It did take too long to get sites listed. I saw sites in my categories which were submitted in 2013, & were still unreviewed. This is not excusable. The sites should've been reviewed earlier. But, is this a failure on DMOZ, or on the public in general? For a volunteer-edited directory to work, you need volunteers! But I know many people volunteered & were rejected. What then? Perhaps if volunteers had interest in the directory outside of a free backlink more of them would've been approved. But that in itself is an improper judgment; I don't know everyone's intention; I only know what a few complainers say on SEO forums. Perhaps there's another explaination: the web offers many projects, many communities, and is always concerned with the newest thing. Why use Geocities when you have FreeWebs? Why use FreeWebs when there's Xanga? Why Xanga when there's Myspace? Or Myspace when there's Facebook? Instagram? Wikipedia replaced fansites & DMOZ, then, when Wikipedia's editors tried to make their site more like a "real" encyclopedia, the fans drifted away.
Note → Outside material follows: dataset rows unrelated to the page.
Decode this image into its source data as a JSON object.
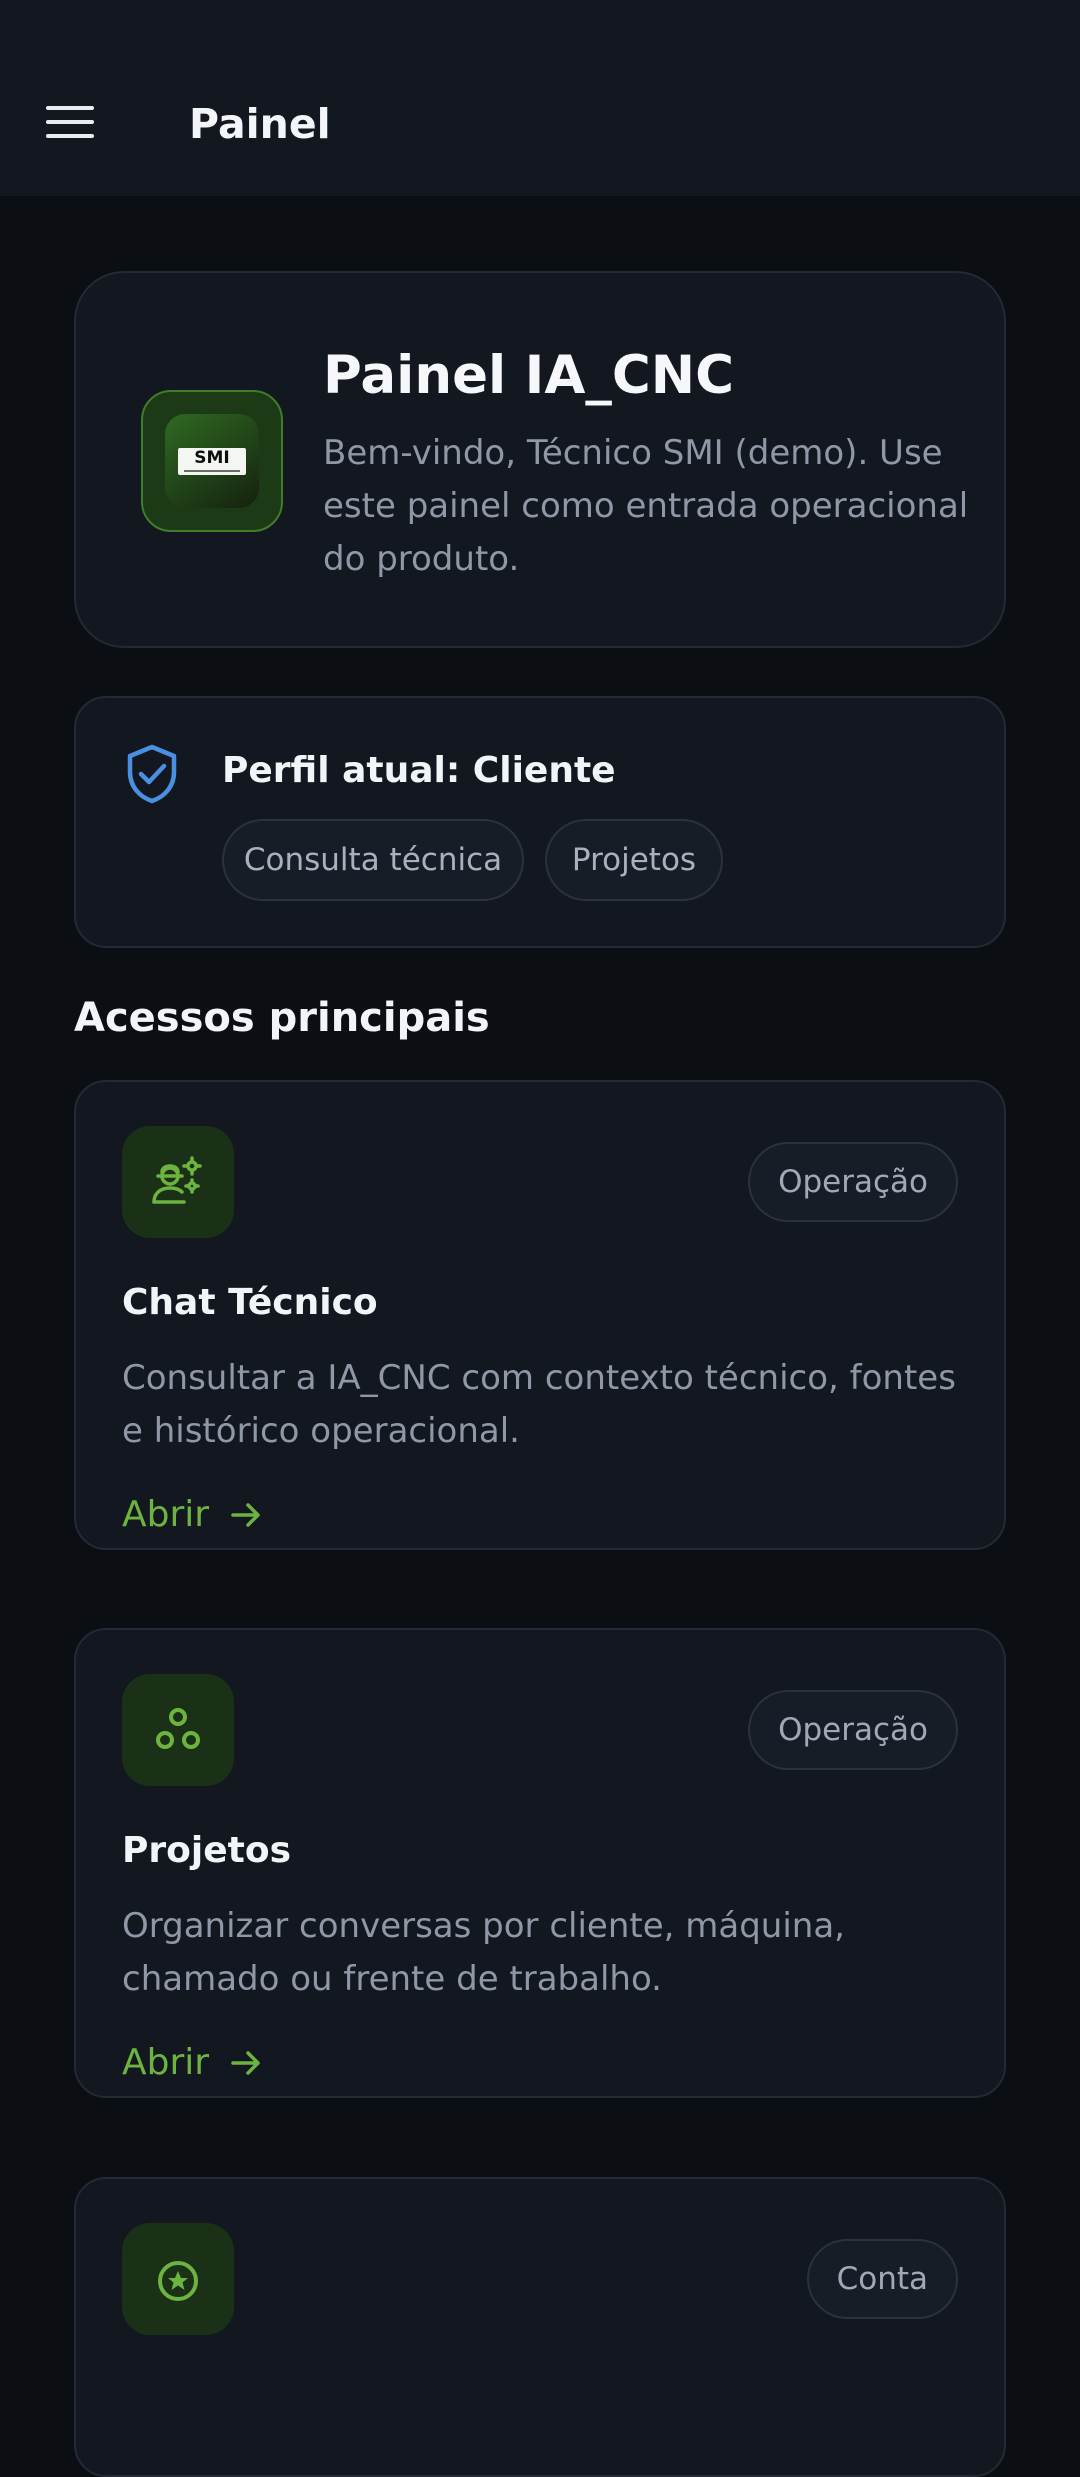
{
  "topbar": {
    "title": "Painel"
  },
  "hero": {
    "logo_text": "SMI",
    "title": "Painel IA_CNC",
    "description": "Bem-vindo, Técnico SMI (demo). Use este painel como entrada operacional do produto."
  },
  "profile": {
    "title": "Perfil atual: Cliente",
    "chips": [
      "Consulta técnica",
      "Projetos"
    ]
  },
  "section": {
    "title": "Acessos principais"
  },
  "cards": [
    {
      "icon": "technician-gears-icon",
      "tag": "Operação",
      "title": "Chat Técnico",
      "description": "Consultar a IA_CNC com contexto técnico, fontes e histórico operacional.",
      "link": "Abrir"
    },
    {
      "icon": "projects-circles-icon",
      "tag": "Operação",
      "title": "Projetos",
      "description": "Organizar conversas por cliente, máquina, chamado ou frente de trabalho.",
      "link": "Abrir"
    },
    {
      "icon": "star-circle-icon",
      "tag": "Conta"
    }
  ],
  "colors": {
    "background": "#0b0e12",
    "card": "#121720",
    "accent_green": "#6db33f",
    "shield_blue": "#4a90e2"
  }
}
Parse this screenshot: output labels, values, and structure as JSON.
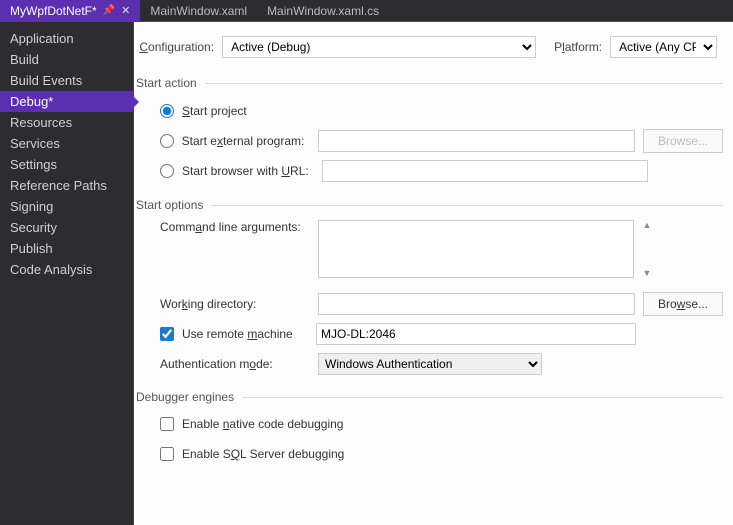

To a thousand slow-as-molasses fan-wikis on Wika! Then again, I'm not sure if even this assessment is correct; IMDb's older than the web, & IMDb's still a popular user-edited site, with a toxic culture & a dozen hoops to jump through when joining to boot. I don't know why DMOZ couldn't attract enough editors to review all the suggested links in a timely fashion. I do know that reviewing the sites was a lot of work. DMOZ could've easily become a collection of dead links, or, thanks to Robozilla, empty categories. It didn't. DMOZ might've been a poor site promotion tool, but as an information-finding resource it was great. DMOZ's editors might not have been fast, but they did a good job.
Now DMOZ, a site I loved & spent a lot of time on, is gone, & few have noticed. Most who have noticed & who have voiced their opinion have seen it as a good thing, as the end of an obselete, corrupt model. That doesn't seen right. I don't know. Everything must end, but must it be with so little ceremony?
Goodbye DMOZ; I'll miss you.
UPDATE: 11-15-17 3:47pm CST For the past few months DMOZ's former editors have been working on re-launching the project as Curlie. As of a few minutes ago it's up and open to the public. Check it out!Return Home.
*This page uses some phrases I used when saying goodbye on DMOZ's forum. They're marked with an astrek. They may be modified slightly. If I understand the license correctly, those phrases belong to AOL, & I must link to DMOZ. Seems rather pointless now, but here you go: DMOZ Link. I dislike the rel:nofollow tag; if Google wants to use links to rate websites they should teach their computers to tell the good links from the bad. I made an exception here.